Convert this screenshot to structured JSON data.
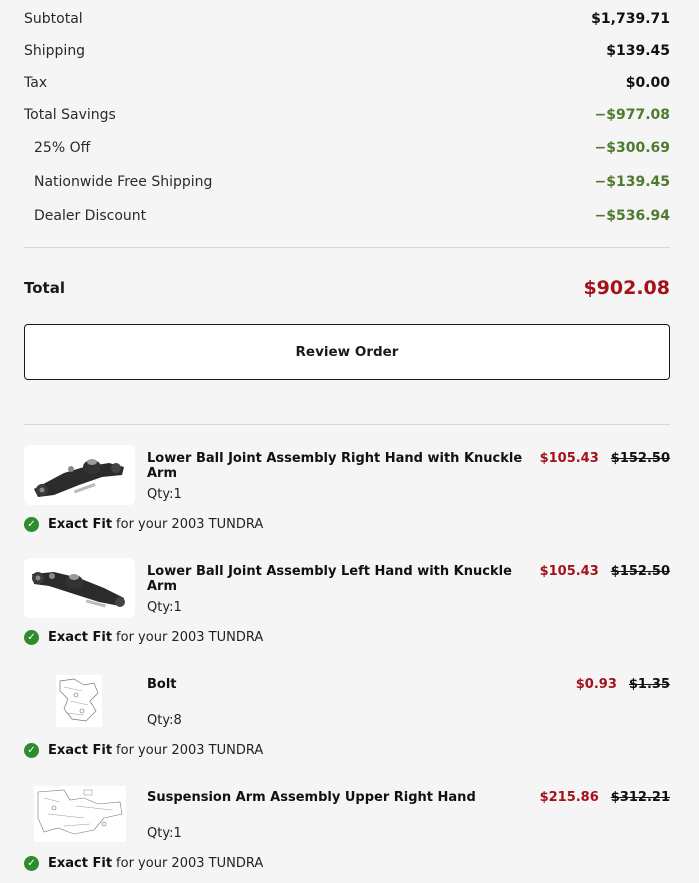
{
  "summary": {
    "subtotal_label": "Subtotal",
    "subtotal_value": "$1,739.71",
    "shipping_label": "Shipping",
    "shipping_value": "$139.45",
    "tax_label": "Tax",
    "tax_value": "$0.00",
    "savings_label": "Total Savings",
    "savings_value": "−$977.08",
    "discounts": [
      {
        "label": "25% Off",
        "value": "−$300.69"
      },
      {
        "label": "Nationwide Free Shipping",
        "value": "−$139.45"
      },
      {
        "label": "Dealer Discount",
        "value": "−$536.94"
      }
    ],
    "total_label": "Total",
    "total_value": "$902.08",
    "savings_color": "#4f7a2e",
    "total_color": "#a4111a"
  },
  "review_button": "Review Order",
  "items": [
    {
      "name": "Lower Ball Joint Assembly Right Hand with Knuckle Arm",
      "qty": "Qty:1",
      "sale_price": "$105.43",
      "orig_price": "$152.50",
      "fit_label": "Exact Fit",
      "fit_text": "for your 2003 TUNDRA",
      "image_icon": "ball-joint-right-image"
    },
    {
      "name": "Lower Ball Joint Assembly Left Hand with Knuckle Arm",
      "qty": "Qty:1",
      "sale_price": "$105.43",
      "orig_price": "$152.50",
      "fit_label": "Exact Fit",
      "fit_text": "for your 2003 TUNDRA",
      "image_icon": "ball-joint-left-image"
    },
    {
      "name": "Bolt",
      "qty": "Qty:8",
      "sale_price": "$0.93",
      "orig_price": "$1.35",
      "fit_label": "Exact Fit",
      "fit_text": "for your 2003 TUNDRA",
      "image_icon": "parts-diagram-image"
    },
    {
      "name": "Suspension Arm Assembly Upper Right Hand",
      "qty": "Qty:1",
      "sale_price": "$215.86",
      "orig_price": "$312.21",
      "fit_label": "Exact Fit",
      "fit_text": "for your 2003 TUNDRA",
      "image_icon": "parts-diagram-image"
    }
  ]
}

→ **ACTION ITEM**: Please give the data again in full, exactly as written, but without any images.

→ **EXERCISE OUTPUT**:
Convert this screenshot to structured JSON data.
{
  "summary": {
    "subtotal_label": "Subtotal",
    "subtotal_value": "$1,739.71",
    "shipping_label": "Shipping",
    "shipping_value": "$139.45",
    "tax_label": "Tax",
    "tax_value": "$0.00",
    "savings_label": "Total Savings",
    "savings_value": "−$977.08",
    "discounts": [
      {
        "label": "25% Off",
        "value": "−$300.69"
      },
      {
        "label": "Nationwide Free Shipping",
        "value": "−$139.45"
      },
      {
        "label": "Dealer Discount",
        "value": "−$536.94"
      }
    ],
    "total_label": "Total",
    "total_value": "$902.08",
    "savings_color": "#4f7a2e",
    "total_color": "#a4111a"
  },
  "review_button": "Review Order",
  "items": [
    {
      "name": "Lower Ball Joint Assembly Right Hand with Knuckle Arm",
      "qty": "Qty:1",
      "sale_price": "$105.43",
      "orig_price": "$152.50",
      "fit_label": "Exact Fit",
      "fit_text": "for your 2003 TUNDRA",
      "image_icon": "ball-joint-right-image"
    },
    {
      "name": "Lower Ball Joint Assembly Left Hand with Knuckle Arm",
      "qty": "Qty:1",
      "sale_price": "$105.43",
      "orig_price": "$152.50",
      "fit_label": "Exact Fit",
      "fit_text": "for your 2003 TUNDRA",
      "image_icon": "ball-joint-left-image"
    },
    {
      "name": "Bolt",
      "qty": "Qty:8",
      "sale_price": "$0.93",
      "orig_price": "$1.35",
      "fit_label": "Exact Fit",
      "fit_text": "for your 2003 TUNDRA",
      "image_icon": "parts-diagram-image"
    },
    {
      "name": "Suspension Arm Assembly Upper Right Hand",
      "qty": "Qty:1",
      "sale_price": "$215.86",
      "orig_price": "$312.21",
      "fit_label": "Exact Fit",
      "fit_text": "for your 2003 TUNDRA",
      "image_icon": "parts-diagram-image"
    }
  ]
}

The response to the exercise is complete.